What this task involves ▸ The entries should be restated word for word.

Entries shown ▸
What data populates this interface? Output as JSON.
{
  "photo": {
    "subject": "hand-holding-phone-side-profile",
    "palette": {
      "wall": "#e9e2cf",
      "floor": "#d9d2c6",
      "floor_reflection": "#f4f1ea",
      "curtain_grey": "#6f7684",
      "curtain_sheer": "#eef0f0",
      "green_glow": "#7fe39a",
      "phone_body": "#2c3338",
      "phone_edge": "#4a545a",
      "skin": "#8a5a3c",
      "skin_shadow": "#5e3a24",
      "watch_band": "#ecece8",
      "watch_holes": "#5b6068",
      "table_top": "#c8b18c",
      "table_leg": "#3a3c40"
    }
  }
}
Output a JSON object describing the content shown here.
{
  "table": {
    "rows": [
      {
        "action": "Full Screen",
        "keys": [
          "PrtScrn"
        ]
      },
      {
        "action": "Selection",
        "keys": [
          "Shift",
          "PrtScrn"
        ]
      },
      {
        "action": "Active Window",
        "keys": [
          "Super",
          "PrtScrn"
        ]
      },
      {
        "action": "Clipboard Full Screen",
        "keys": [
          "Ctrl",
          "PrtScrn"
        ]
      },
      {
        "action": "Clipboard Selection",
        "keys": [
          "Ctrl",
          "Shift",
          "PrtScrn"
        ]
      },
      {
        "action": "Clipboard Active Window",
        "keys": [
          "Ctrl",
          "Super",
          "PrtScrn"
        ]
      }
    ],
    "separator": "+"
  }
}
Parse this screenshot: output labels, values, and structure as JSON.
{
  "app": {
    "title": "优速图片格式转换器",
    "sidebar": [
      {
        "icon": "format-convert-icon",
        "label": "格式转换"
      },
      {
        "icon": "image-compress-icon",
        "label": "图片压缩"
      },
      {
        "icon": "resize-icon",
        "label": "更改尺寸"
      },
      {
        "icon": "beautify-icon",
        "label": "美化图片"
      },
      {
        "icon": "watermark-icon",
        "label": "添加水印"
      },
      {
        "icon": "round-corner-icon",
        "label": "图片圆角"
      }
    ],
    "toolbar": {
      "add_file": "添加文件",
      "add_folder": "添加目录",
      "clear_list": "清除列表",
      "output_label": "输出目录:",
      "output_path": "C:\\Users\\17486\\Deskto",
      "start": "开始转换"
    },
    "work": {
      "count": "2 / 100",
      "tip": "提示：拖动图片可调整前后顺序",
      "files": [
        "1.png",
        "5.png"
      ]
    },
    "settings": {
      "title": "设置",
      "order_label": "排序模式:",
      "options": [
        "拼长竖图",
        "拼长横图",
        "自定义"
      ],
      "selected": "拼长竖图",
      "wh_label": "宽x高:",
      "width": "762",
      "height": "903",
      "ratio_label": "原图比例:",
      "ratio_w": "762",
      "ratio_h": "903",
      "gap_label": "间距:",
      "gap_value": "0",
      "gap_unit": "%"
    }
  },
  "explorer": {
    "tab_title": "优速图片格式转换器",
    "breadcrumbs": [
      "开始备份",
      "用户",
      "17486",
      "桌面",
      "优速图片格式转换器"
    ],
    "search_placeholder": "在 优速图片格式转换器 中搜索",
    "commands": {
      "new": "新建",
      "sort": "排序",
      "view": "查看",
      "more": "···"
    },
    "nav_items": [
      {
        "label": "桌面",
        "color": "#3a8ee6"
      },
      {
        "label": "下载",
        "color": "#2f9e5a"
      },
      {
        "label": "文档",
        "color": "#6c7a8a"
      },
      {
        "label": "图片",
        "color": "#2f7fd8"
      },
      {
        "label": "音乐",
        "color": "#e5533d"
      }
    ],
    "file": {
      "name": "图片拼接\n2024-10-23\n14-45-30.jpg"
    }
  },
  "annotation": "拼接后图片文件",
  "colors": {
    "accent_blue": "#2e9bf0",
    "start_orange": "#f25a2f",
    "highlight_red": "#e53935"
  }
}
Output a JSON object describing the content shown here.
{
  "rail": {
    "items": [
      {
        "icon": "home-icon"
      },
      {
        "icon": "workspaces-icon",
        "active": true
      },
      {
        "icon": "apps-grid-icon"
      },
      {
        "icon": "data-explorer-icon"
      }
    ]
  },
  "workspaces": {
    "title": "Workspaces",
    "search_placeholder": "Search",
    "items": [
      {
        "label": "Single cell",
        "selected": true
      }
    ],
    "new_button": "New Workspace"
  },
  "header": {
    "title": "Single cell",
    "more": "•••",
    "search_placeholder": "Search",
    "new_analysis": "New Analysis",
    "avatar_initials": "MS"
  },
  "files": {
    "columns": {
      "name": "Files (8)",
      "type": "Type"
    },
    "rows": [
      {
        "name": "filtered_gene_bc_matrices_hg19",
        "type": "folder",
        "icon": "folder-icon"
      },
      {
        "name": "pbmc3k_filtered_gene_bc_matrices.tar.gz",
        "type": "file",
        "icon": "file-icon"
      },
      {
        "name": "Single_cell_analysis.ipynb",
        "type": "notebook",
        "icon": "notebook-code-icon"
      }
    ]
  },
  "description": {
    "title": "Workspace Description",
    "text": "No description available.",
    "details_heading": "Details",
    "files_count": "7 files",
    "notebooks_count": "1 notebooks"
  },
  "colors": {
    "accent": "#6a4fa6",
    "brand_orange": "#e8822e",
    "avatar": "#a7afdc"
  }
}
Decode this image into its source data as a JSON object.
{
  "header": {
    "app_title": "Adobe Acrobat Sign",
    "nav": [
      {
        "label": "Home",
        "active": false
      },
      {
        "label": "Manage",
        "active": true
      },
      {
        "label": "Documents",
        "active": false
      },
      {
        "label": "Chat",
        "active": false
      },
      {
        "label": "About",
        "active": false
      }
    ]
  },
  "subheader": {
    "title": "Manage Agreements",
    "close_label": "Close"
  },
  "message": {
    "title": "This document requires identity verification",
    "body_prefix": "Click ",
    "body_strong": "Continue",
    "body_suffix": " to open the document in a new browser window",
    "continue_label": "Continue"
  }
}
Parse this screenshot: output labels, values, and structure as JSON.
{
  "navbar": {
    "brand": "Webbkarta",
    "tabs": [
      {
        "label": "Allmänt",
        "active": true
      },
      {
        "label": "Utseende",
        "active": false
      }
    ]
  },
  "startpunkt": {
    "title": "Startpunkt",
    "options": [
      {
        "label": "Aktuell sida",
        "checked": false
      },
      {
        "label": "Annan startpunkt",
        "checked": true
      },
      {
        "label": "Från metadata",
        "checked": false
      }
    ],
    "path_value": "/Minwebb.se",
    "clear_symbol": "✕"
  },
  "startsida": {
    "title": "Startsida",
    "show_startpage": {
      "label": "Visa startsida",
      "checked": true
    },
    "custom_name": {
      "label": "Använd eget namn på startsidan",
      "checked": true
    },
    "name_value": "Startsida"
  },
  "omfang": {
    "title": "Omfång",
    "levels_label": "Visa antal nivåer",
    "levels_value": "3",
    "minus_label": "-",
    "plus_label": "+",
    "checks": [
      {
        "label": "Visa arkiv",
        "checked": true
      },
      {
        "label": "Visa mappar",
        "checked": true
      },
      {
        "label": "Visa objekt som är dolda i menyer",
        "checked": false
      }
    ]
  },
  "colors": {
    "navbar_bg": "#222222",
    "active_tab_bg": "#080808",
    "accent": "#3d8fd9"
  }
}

Task solution ▸
What data populates this interface? Output as JSON.
{
  "photo": {
    "subject": "hand-holding-phone-side-profile",
    "palette": {
      "wall": "#e9e2cf",
      "floor": "#d9d2c6",
      "floor_reflection": "#f4f1ea",
      "curtain_grey": "#6f7684",
      "curtain_sheer": "#eef0f0",
      "green_glow": "#7fe39a",
      "phone_body": "#2c3338",
      "phone_edge": "#4a545a",
      "skin": "#8a5a3c",
      "skin_shadow": "#5e3a24",
      "watch_band": "#ecece8",
      "watch_holes": "#5b6068",
      "table_top": "#c8b18c",
      "table_leg": "#3a3c40"
    }
  }
}
Output a JSON object describing the content shown here.
{
  "table": {
    "rows": [
      {
        "action": "Full Screen",
        "keys": [
          "PrtScrn"
        ]
      },
      {
        "action": "Selection",
        "keys": [
          "Shift",
          "PrtScrn"
        ]
      },
      {
        "action": "Active Window",
        "keys": [
          "Super",
          "PrtScrn"
        ]
      },
      {
        "action": "Clipboard Full Screen",
        "keys": [
          "Ctrl",
          "PrtScrn"
        ]
      },
      {
        "action": "Clipboard Selection",
        "keys": [
          "Ctrl",
          "Shift",
          "PrtScrn"
        ]
      },
      {
        "action": "Clipboard Active Window",
        "keys": [
          "Ctrl",
          "Super",
          "PrtScrn"
        ]
      }
    ],
    "separator": "+"
  }
}
Parse this screenshot: output labels, values, and structure as JSON.
{
  "app": {
    "title": "优速图片格式转换器",
    "sidebar": [
      {
        "icon": "format-convert-icon",
        "label": "格式转换"
      },
      {
        "icon": "image-compress-icon",
        "label": "图片压缩"
      },
      {
        "icon": "resize-icon",
        "label": "更改尺寸"
      },
      {
        "icon": "beautify-icon",
        "label": "美化图片"
      },
      {
        "icon": "watermark-icon",
        "label": "添加水印"
      },
      {
        "icon": "round-corner-icon",
        "label": "图片圆角"
      }
    ],
    "toolbar": {
      "add_file": "添加文件",
      "add_folder": "添加目录",
      "clear_list": "清除列表",
      "output_label": "输出目录:",
      "output_path": "C:\\Users\\17486\\Deskto",
      "start": "开始转换"
    },
    "work": {
      "count": "2 / 100",
      "tip": "提示：拖动图片可调整前后顺序",
      "files": [
        "1.png",
        "5.png"
      ]
    },
    "settings": {
      "title": "设置",
      "order_label": "排序模式:",
      "options": [
        "拼长竖图",
        "拼长横图",
        "自定义"
      ],
      "selected": "拼长竖图",
      "wh_label": "宽x高:",
      "width": "762",
      "height": "903",
      "ratio_label": "原图比例:",
      "ratio_w": "762",
      "ratio_h": "903",
      "gap_label": "间距:",
      "gap_value": "0",
      "gap_unit": "%"
    }
  },
  "explorer": {
    "tab_title": "优速图片格式转换器",
    "breadcrumbs": [
      "开始备份",
      "用户",
      "17486",
      "桌面",
      "优速图片格式转换器"
    ],
    "search_placeholder": "在 优速图片格式转换器 中搜索",
    "commands": {
      "new": "新建",
      "sort": "排序",
      "view": "查看",
      "more": "···"
    },
    "nav_items": [
      {
        "label": "桌面",
        "color": "#3a8ee6"
      },
      {
        "label": "下载",
        "color": "#2f9e5a"
      },
      {
        "label": "文档",
        "color": "#6c7a8a"
      },
      {
        "label": "图片",
        "color": "#2f7fd8"
      },
      {
        "label": "音乐",
        "color": "#e5533d"
      }
    ],
    "file": {
      "name": "图片拼接\n2024-10-23\n14-45-30.jpg"
    }
  },
  "annotation": "拼接后图片文件",
  "colors": {
    "accent_blue": "#2e9bf0",
    "start_orange": "#f25a2f",
    "highlight_red": "#e53935"
  }
}
Output a JSON object describing the content shown here.
{
  "rail": {
    "items": [
      {
        "icon": "home-icon"
      },
      {
        "icon": "workspaces-icon",
        "active": true
      },
      {
        "icon": "apps-grid-icon"
      },
      {
        "icon": "data-explorer-icon"
      }
    ]
  },
  "workspaces": {
    "title": "Workspaces",
    "search_placeholder": "Search",
    "items": [
      {
        "label": "Single cell",
        "selected": true
      }
    ],
    "new_button": "New Workspace"
  },
  "header": {
    "title": "Single cell",
    "more": "•••",
    "search_placeholder": "Search",
    "new_analysis": "New Analysis",
    "avatar_initials": "MS"
  },
  "files": {
    "columns": {
      "name": "Files (8)",
      "type": "Type"
    },
    "rows": [
      {
        "name": "filtered_gene_bc_matrices_hg19",
        "type": "folder",
        "icon": "folder-icon"
      },
      {
        "name": "pbmc3k_filtered_gene_bc_matrices.tar.gz",
        "type": "file",
        "icon": "file-icon"
      },
      {
        "name": "Single_cell_analysis.ipynb",
        "type": "notebook",
        "icon": "notebook-code-icon"
      }
    ]
  },
  "description": {
    "title": "Workspace Description",
    "text": "No description available.",
    "details_heading": "Details",
    "files_count": "7 files",
    "notebooks_count": "1 notebooks"
  },
  "colors": {
    "accent": "#6a4fa6",
    "brand_orange": "#e8822e",
    "avatar": "#a7afdc"
  }
}
Decode this image into its source data as a JSON object.
{
  "header": {
    "app_title": "Adobe Acrobat Sign",
    "nav": [
      {
        "label": "Home",
        "active": false
      },
      {
        "label": "Manage",
        "active": true
      },
      {
        "label": "Documents",
        "active": false
      },
      {
        "label": "Chat",
        "active": false
      },
      {
        "label": "About",
        "active": false
      }
    ]
  },
  "subheader": {
    "title": "Manage Agreements",
    "close_label": "Close"
  },
  "message": {
    "title": "This document requires identity verification",
    "body_prefix": "Click ",
    "body_strong": "Continue",
    "body_suffix": " to open the document in a new browser window",
    "continue_label": "Continue"
  }
}
Parse this screenshot: output labels, values, and structure as JSON.
{
  "navbar": {
    "brand": "Webbkarta",
    "tabs": [
      {
        "label": "Allmänt",
        "active": true
      },
      {
        "label": "Utseende",
        "active": false
      }
    ]
  },
  "startpunkt": {
    "title": "Startpunkt",
    "options": [
      {
        "label": "Aktuell sida",
        "checked": false
      },
      {
        "label": "Annan startpunkt",
        "checked": true
      },
      {
        "label": "Från metadata",
        "checked": false
      }
    ],
    "path_value": "/Minwebb.se",
    "clear_symbol": "✕"
  },
  "startsida": {
    "title": "Startsida",
    "show_startpage": {
      "label": "Visa startsida",
      "checked": true
    },
    "custom_name": {
      "label": "Använd eget namn på startsidan",
      "checked": true
    },
    "name_value": "Startsida"
  },
  "omfang": {
    "title": "Omfång",
    "levels_label": "Visa antal nivåer",
    "levels_value": "3",
    "minus_label": "-",
    "plus_label": "+",
    "checks": [
      {
        "label": "Visa arkiv",
        "checked": true
      },
      {
        "label": "Visa mappar",
        "checked": true
      },
      {
        "label": "Visa objekt som är dolda i menyer",
        "checked": false
      }
    ]
  },
  "colors": {
    "navbar_bg": "#222222",
    "active_tab_bg": "#080808",
    "accent": "#3d8fd9"
  }
}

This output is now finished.